Start of Block
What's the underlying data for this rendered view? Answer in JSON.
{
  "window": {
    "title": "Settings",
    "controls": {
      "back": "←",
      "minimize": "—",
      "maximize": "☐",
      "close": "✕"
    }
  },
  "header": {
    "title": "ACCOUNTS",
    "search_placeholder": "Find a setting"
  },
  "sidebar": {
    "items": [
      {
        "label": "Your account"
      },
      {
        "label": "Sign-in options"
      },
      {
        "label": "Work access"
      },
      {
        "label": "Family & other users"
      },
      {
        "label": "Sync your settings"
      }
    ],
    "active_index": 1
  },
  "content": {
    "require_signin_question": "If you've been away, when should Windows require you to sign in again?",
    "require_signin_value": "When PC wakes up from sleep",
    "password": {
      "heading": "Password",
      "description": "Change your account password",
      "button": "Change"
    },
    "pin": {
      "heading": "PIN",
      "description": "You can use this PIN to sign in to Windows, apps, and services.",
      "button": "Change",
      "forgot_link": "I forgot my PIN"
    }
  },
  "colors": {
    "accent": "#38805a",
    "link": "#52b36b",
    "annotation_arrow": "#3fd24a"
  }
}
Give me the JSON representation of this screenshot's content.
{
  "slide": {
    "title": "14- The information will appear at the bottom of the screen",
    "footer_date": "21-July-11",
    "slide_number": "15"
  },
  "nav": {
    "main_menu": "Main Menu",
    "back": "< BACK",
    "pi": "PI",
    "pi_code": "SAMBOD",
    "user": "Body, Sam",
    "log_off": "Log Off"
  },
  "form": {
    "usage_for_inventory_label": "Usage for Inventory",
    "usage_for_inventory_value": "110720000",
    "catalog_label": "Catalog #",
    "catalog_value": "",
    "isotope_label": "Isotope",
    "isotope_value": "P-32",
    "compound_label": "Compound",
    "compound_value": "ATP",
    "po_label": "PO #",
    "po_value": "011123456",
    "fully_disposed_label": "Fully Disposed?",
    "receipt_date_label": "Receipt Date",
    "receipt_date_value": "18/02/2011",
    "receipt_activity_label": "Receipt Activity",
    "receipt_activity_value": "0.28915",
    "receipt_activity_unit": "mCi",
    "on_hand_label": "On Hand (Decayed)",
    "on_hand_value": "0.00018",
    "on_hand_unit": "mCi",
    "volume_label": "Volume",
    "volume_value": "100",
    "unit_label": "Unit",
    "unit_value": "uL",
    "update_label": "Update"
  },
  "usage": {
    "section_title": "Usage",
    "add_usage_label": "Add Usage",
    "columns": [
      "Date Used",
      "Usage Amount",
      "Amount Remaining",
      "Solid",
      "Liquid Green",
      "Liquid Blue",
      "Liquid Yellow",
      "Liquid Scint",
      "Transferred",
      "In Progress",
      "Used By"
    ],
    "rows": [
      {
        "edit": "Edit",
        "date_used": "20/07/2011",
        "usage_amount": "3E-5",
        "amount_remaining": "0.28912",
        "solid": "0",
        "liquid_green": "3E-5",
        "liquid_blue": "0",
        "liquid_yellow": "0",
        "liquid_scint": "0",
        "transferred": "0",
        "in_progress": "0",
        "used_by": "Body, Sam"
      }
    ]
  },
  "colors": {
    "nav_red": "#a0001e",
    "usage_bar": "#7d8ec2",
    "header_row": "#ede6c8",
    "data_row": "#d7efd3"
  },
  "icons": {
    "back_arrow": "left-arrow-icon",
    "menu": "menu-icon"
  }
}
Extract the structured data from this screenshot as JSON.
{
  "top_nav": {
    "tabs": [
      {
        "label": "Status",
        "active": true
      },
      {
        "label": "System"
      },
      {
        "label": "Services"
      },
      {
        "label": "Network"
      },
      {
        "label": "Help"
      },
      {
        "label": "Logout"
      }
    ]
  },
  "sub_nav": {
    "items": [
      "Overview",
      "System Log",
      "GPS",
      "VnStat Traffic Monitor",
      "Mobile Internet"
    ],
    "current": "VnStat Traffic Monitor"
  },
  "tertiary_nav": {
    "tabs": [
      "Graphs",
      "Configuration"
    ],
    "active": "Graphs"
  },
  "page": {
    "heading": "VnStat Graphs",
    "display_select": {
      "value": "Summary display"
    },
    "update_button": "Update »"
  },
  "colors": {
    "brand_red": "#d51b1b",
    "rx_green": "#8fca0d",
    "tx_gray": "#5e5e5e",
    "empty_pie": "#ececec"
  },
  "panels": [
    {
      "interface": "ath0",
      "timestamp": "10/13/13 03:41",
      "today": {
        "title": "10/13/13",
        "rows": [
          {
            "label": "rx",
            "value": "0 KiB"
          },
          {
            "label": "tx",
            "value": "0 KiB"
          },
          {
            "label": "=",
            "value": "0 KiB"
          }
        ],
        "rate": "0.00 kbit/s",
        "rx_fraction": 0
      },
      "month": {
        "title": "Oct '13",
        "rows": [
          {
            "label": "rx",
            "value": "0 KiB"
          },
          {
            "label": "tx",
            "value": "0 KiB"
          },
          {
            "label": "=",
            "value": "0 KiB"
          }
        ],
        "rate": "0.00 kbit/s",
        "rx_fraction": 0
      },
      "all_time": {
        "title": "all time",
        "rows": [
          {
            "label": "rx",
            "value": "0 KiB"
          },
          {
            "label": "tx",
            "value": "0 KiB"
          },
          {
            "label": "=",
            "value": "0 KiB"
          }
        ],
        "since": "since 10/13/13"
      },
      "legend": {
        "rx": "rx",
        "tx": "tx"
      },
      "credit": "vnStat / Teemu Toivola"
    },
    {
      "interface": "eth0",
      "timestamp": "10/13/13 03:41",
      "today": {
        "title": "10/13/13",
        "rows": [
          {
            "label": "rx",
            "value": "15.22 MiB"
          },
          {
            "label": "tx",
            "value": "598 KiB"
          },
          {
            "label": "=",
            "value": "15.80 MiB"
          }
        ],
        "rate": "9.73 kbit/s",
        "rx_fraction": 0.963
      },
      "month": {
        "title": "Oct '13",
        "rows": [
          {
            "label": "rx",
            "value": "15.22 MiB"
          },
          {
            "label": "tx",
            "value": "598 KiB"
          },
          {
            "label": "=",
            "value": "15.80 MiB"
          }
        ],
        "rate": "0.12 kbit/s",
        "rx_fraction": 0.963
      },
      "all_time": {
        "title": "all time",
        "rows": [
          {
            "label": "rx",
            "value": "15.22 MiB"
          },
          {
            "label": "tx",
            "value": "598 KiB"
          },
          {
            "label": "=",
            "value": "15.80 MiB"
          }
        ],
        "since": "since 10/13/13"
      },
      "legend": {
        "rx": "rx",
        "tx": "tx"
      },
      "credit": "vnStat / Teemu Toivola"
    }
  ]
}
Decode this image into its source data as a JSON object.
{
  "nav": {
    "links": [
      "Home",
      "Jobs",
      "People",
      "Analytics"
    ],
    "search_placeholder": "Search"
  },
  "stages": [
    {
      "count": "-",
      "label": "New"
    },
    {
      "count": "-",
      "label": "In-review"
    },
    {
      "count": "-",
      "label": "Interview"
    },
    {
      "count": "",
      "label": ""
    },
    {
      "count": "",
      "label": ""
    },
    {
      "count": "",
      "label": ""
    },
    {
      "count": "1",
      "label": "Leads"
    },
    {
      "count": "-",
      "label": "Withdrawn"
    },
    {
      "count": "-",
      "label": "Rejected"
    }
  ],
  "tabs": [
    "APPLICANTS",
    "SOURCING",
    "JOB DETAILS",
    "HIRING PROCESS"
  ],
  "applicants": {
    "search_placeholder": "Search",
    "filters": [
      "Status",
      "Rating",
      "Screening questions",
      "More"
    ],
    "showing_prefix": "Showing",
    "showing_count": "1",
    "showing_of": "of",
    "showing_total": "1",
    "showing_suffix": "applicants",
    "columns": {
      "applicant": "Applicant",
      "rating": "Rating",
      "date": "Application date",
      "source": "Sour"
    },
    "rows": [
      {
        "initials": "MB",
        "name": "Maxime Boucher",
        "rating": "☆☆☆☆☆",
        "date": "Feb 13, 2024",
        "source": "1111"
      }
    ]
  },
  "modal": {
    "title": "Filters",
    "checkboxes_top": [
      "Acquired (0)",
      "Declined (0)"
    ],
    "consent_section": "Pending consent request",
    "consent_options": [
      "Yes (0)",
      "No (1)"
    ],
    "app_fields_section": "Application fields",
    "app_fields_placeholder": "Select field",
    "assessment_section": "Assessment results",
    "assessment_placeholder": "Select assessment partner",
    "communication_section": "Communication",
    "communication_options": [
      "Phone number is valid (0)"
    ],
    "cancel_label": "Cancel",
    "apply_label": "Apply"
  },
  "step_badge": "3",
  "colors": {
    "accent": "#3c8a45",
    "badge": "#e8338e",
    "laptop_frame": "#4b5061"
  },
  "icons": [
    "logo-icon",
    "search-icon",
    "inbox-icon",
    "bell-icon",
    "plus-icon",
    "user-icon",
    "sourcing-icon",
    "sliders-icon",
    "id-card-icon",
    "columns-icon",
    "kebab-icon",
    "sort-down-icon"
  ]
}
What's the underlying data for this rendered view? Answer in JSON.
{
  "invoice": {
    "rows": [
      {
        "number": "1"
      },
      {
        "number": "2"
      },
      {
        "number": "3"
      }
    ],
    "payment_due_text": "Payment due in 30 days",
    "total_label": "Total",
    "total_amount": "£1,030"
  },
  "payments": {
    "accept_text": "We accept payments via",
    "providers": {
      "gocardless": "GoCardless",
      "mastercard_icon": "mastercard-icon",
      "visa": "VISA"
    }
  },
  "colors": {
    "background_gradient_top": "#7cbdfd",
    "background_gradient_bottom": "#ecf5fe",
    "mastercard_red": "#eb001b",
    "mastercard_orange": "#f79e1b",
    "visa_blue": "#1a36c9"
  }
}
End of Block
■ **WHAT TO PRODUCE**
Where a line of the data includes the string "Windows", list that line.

■ **RESPONSE**
    "require_signin_question": "If you've been away, when should Windows require you to sign in again?",
      "description": "You can use this PIN to sign in to Windows, apps, and services.",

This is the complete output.